> _Provided entries_
+ + + + +

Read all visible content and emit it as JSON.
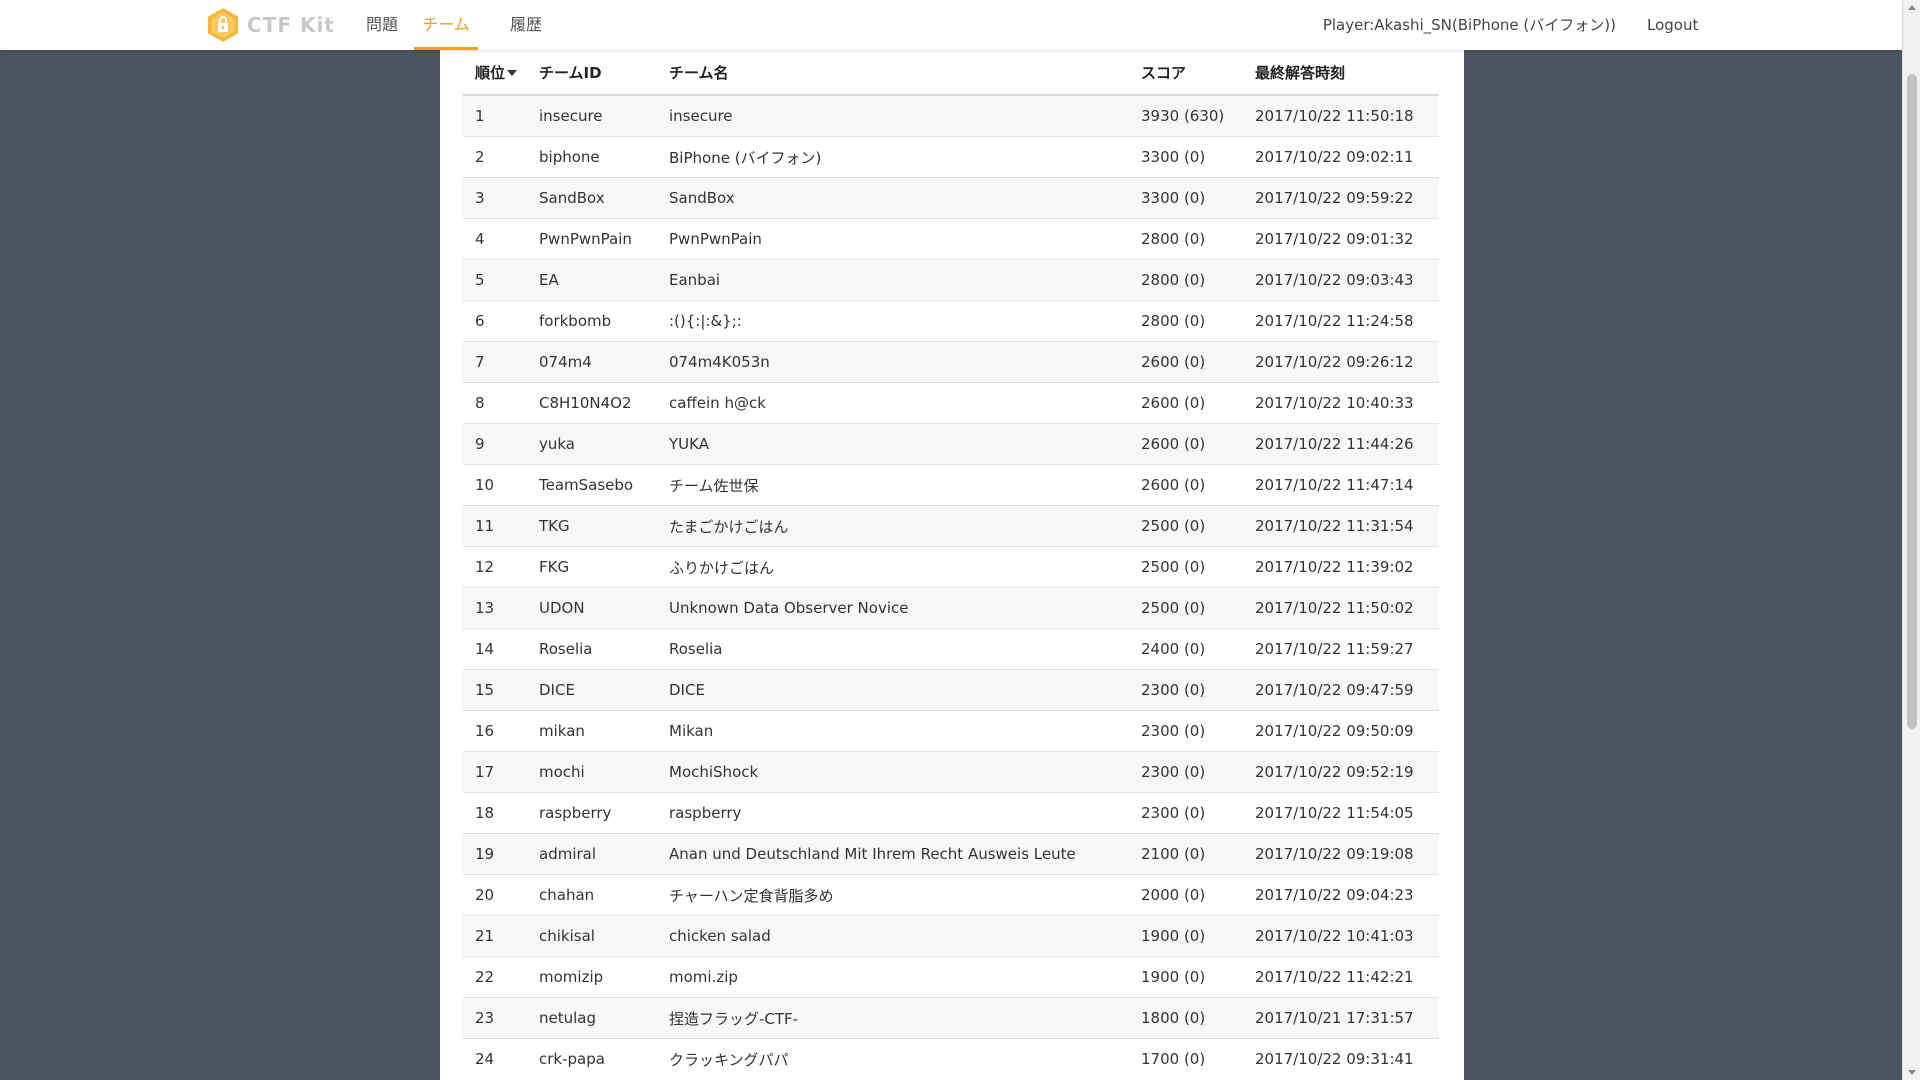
{
  "nav": {
    "brand": "CTF Kit",
    "items": [
      {
        "label": "問題"
      },
      {
        "label": "チーム"
      },
      {
        "label": "履歴"
      }
    ],
    "active": "チーム",
    "player": "Player:Akashi_SN(BiPhone (バイフォン))",
    "logout": "Logout"
  },
  "colors": {
    "accent": "#f0a020",
    "background": "#4a5560",
    "logo": "#f5b83a"
  },
  "table": {
    "headers": {
      "rank": "順位",
      "team_id": "チームID",
      "team_name": "チーム名",
      "score": "スコア",
      "last_solved": "最終解答時刻"
    },
    "sort_indicator": "caret-down-icon",
    "rows": [
      {
        "rank": "1",
        "id": "insecure",
        "name": "insecure",
        "score": "3930 (630)",
        "time": "2017/10/22 11:50:18"
      },
      {
        "rank": "2",
        "id": "biphone",
        "name": "BiPhone (バイフォン)",
        "score": "3300 (0)",
        "time": "2017/10/22 09:02:11"
      },
      {
        "rank": "3",
        "id": "SandBox",
        "name": "SandBox",
        "score": "3300 (0)",
        "time": "2017/10/22 09:59:22"
      },
      {
        "rank": "4",
        "id": "PwnPwnPain",
        "name": "PwnPwnPain",
        "score": "2800 (0)",
        "time": "2017/10/22 09:01:32"
      },
      {
        "rank": "5",
        "id": "EA",
        "name": "Eanbai",
        "score": "2800 (0)",
        "time": "2017/10/22 09:03:43"
      },
      {
        "rank": "6",
        "id": "forkbomb",
        "name": ":(){:|:&};:",
        "score": "2800 (0)",
        "time": "2017/10/22 11:24:58"
      },
      {
        "rank": "7",
        "id": "074m4",
        "name": "074m4K053n",
        "score": "2600 (0)",
        "time": "2017/10/22 09:26:12"
      },
      {
        "rank": "8",
        "id": "C8H10N4O2",
        "name": "caffein h@ck",
        "score": "2600 (0)",
        "time": "2017/10/22 10:40:33"
      },
      {
        "rank": "9",
        "id": "yuka",
        "name": "YUKA",
        "score": "2600 (0)",
        "time": "2017/10/22 11:44:26"
      },
      {
        "rank": "10",
        "id": "TeamSasebo",
        "name": "チーム佐世保",
        "score": "2600 (0)",
        "time": "2017/10/22 11:47:14"
      },
      {
        "rank": "11",
        "id": "TKG",
        "name": "たまごかけごはん",
        "score": "2500 (0)",
        "time": "2017/10/22 11:31:54"
      },
      {
        "rank": "12",
        "id": "FKG",
        "name": "ふりかけごはん",
        "score": "2500 (0)",
        "time": "2017/10/22 11:39:02"
      },
      {
        "rank": "13",
        "id": "UDON",
        "name": "Unknown Data Observer Novice",
        "score": "2500 (0)",
        "time": "2017/10/22 11:50:02"
      },
      {
        "rank": "14",
        "id": "Roselia",
        "name": "Roselia",
        "score": "2400 (0)",
        "time": "2017/10/22 11:59:27"
      },
      {
        "rank": "15",
        "id": "DICE",
        "name": "DICE",
        "score": "2300 (0)",
        "time": "2017/10/22 09:47:59"
      },
      {
        "rank": "16",
        "id": "mikan",
        "name": "Mikan",
        "score": "2300 (0)",
        "time": "2017/10/22 09:50:09"
      },
      {
        "rank": "17",
        "id": "mochi",
        "name": "MochiShock",
        "score": "2300 (0)",
        "time": "2017/10/22 09:52:19"
      },
      {
        "rank": "18",
        "id": "raspberry",
        "name": "raspberry",
        "score": "2300 (0)",
        "time": "2017/10/22 11:54:05"
      },
      {
        "rank": "19",
        "id": "admiral",
        "name": "Anan und Deutschland Mit Ihrem Recht Ausweis Leute",
        "score": "2100 (0)",
        "time": "2017/10/22 09:19:08"
      },
      {
        "rank": "20",
        "id": "chahan",
        "name": "チャーハン定食背脂多め",
        "score": "2000 (0)",
        "time": "2017/10/22 09:04:23"
      },
      {
        "rank": "21",
        "id": "chikisal",
        "name": "chicken salad",
        "score": "1900 (0)",
        "time": "2017/10/22 10:41:03"
      },
      {
        "rank": "22",
        "id": "momizip",
        "name": "momi.zip",
        "score": "1900 (0)",
        "time": "2017/10/22 11:42:21"
      },
      {
        "rank": "23",
        "id": "netulag",
        "name": "捏造フラッグ-CTF-",
        "score": "1800 (0)",
        "time": "2017/10/21 17:31:57"
      },
      {
        "rank": "24",
        "id": "crk-papa",
        "name": "クラッキングパパ",
        "score": "1700 (0)",
        "time": "2017/10/22 09:31:41"
      }
    ]
  }
}
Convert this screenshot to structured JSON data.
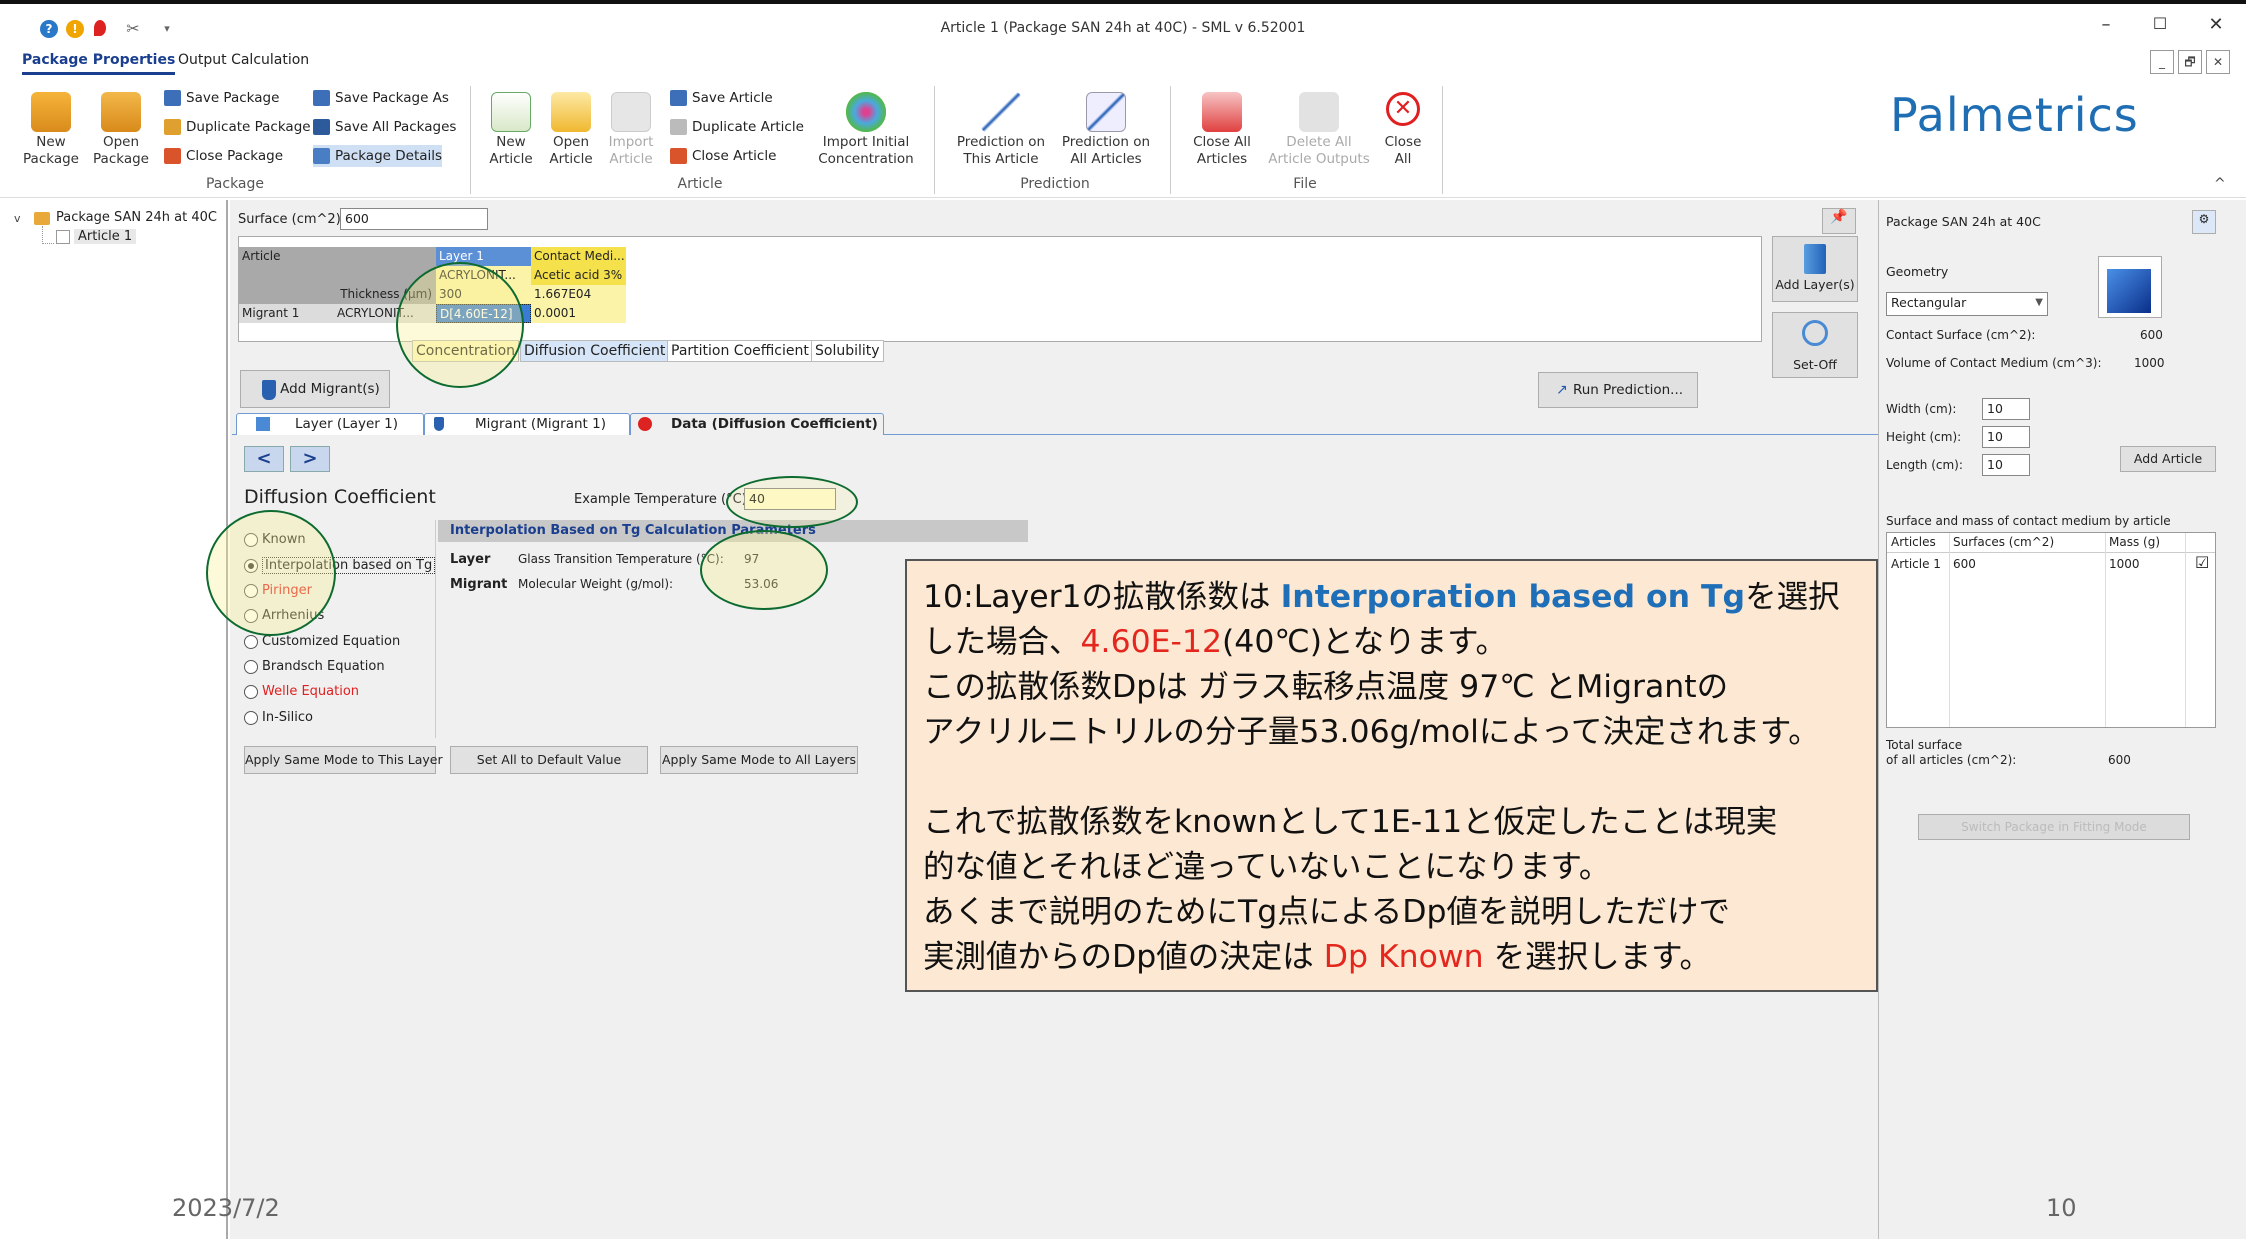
{
  "window": {
    "title": "Article 1 (Package SAN 24h at 40C) - SML v 6.52001",
    "min": "–",
    "max": "☐",
    "close": "✕",
    "mdi_min": "_",
    "mdi_restore": "🗗",
    "mdi_close": "✕"
  },
  "quick_access": {
    "help": "?",
    "dropdown": "▾"
  },
  "menu_tabs": [
    "Package Properties",
    "Output Calculation"
  ],
  "ribbon": {
    "new_package": [
      "New",
      "Package"
    ],
    "open_package": [
      "Open",
      "Package"
    ],
    "save_package": "Save Package",
    "duplicate_package": "Duplicate Package",
    "close_package": "Close Package",
    "save_package_as": "Save Package As",
    "save_all_packages": "Save All Packages",
    "package_details": "Package Details",
    "group_package": "Package",
    "new_article": [
      "New",
      "Article"
    ],
    "open_article": [
      "Open",
      "Article"
    ],
    "import_article": [
      "Import",
      "Article"
    ],
    "save_article": "Save Article",
    "duplicate_article": "Duplicate Article",
    "close_article": "Close Article",
    "import_initial": [
      "Import Initial",
      "Concentration"
    ],
    "group_article": "Article",
    "prediction_this": [
      "Prediction on",
      "This Article"
    ],
    "prediction_all": [
      "Prediction on",
      "All Articles"
    ],
    "group_prediction": "Prediction",
    "close_all_articles": [
      "Close All",
      "Articles"
    ],
    "delete_all_outputs": [
      "Delete All",
      "Article Outputs"
    ],
    "close_all": [
      "Close",
      "All"
    ],
    "group_file": "File",
    "collapse": "^"
  },
  "logo": "Palmetrics",
  "tree": {
    "package": "Package SAN 24h at 40C",
    "article": "Article 1",
    "expand": "v"
  },
  "surface": {
    "label": "Surface (cm^2)",
    "value": "600"
  },
  "grid": {
    "article": "Article",
    "layer_hdr": "Layer 1",
    "contact_hdr": "Contact Medi...",
    "layer_mat": "ACRYLONIT...",
    "contact_mat": "Acetic acid 3%",
    "thickness_lbl": "Thickness (µm)",
    "thickness_val": "300",
    "contact_val": "1.667E04",
    "migrant": "Migrant 1",
    "migrant_mat": "ACRYLONIT...",
    "migrant_d": "D[4.60E-12]",
    "migrant_contact": "0.0001"
  },
  "subtabs": [
    "Concentration",
    "Diffusion Coefficient",
    "Partition Coefficient",
    "Solubility"
  ],
  "buttons": {
    "add_layers": "Add Layer(s)",
    "set_off": "Set-Off",
    "add_migrants": "Add Migrant(s)",
    "run_prediction": "Run Prediction...",
    "apply_layer": "Apply Same Mode to This Layer",
    "set_default": "Set All to Default Value",
    "apply_all": "Apply Same Mode to All Layers",
    "add_article": "Add Article",
    "switch_fitting": "Switch Package in Fitting Mode"
  },
  "panel_tabs": [
    "Layer (Layer 1)",
    "Migrant (Migrant 1)",
    "Data (Diffusion Coefficient)"
  ],
  "nav": {
    "prev": "<",
    "next": ">"
  },
  "diffusion": {
    "title": "Diffusion Coefficient",
    "example_temp_label": "Example Temperature (°C):",
    "example_temp_value": "40",
    "modes": [
      "Known",
      "Interpolation based on Tg",
      "Piringer",
      "Arrhenius",
      "Customized Equation",
      "Brandsch Equation",
      "Welle Equation",
      "In-Silico"
    ],
    "interp_header": "Interpolation Based on Tg Calculation Parameters",
    "layer_label": "Layer",
    "tg_label": "Glass Transition Temperature (°C):",
    "tg_value": "97",
    "migrant_label": "Migrant",
    "mw_label": "Molecular Weight (g/mol):",
    "mw_value": "53.06"
  },
  "right": {
    "package": "Package SAN 24h at 40C",
    "geometry_label": "Geometry",
    "geometry_value": "Rectangular",
    "contact_surface_label": "Contact Surface (cm^2):",
    "contact_surface_value": "600",
    "volume_label": "Volume of Contact Medium (cm^3):",
    "volume_value": "1000",
    "width_label": "Width (cm):",
    "width_value": "10",
    "height_label": "Height (cm):",
    "height_value": "10",
    "length_label": "Length (cm):",
    "length_value": "10",
    "table_title": "Surface and mass of contact medium by article",
    "col_articles": "Articles",
    "col_surfaces": "Surfaces (cm^2)",
    "col_mass": "Mass (g)",
    "row_article": "Article 1",
    "row_surface": "600",
    "row_mass": "1000",
    "row_check": "☑",
    "total_label_1": "Total surface",
    "total_label_2": "of all articles (cm^2):",
    "total_value": "600"
  },
  "note": {
    "l1a": "10:Layer1の拡散係数は  ",
    "l1b": "Interporation based on Tg",
    "l1c": "を選択",
    "l2a": "した場合、",
    "l2b": "4.60E-12",
    "l2c": "(40℃)となります。",
    "l3": "この拡散係数Dpは  ガラス転移点温度  97℃  とMigrantの",
    "l4": "アクリルニトリルの分子量53.06g/molによって決定されます。",
    "l5": "これで拡散係数をknownとして1E-11と仮定したことは現実",
    "l6": "的な値とそれほど違っていないことになります。",
    "l7": "あくまで説明のためにTg点によるDp値を説明しただけで",
    "l8a": "実測値からのDp値の決定は  ",
    "l8b": "Dp  Known",
    "l8c": "  を選択します。"
  },
  "footer": {
    "date": "2023/7/2",
    "page": "10"
  },
  "colors": {
    "accent": "#1b3f8f",
    "logo": "#1f6eb3",
    "note_bg": "#fde9d3",
    "highlight_red": "#e4271e",
    "highlight_blue": "#1f6eb8"
  }
}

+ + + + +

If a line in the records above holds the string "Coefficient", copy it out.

    "Diffusion Coefficient",
    "Partition Coefficient",
    "Data (Diffusion Coefficient)"
    "title": "Diffusion Coefficient",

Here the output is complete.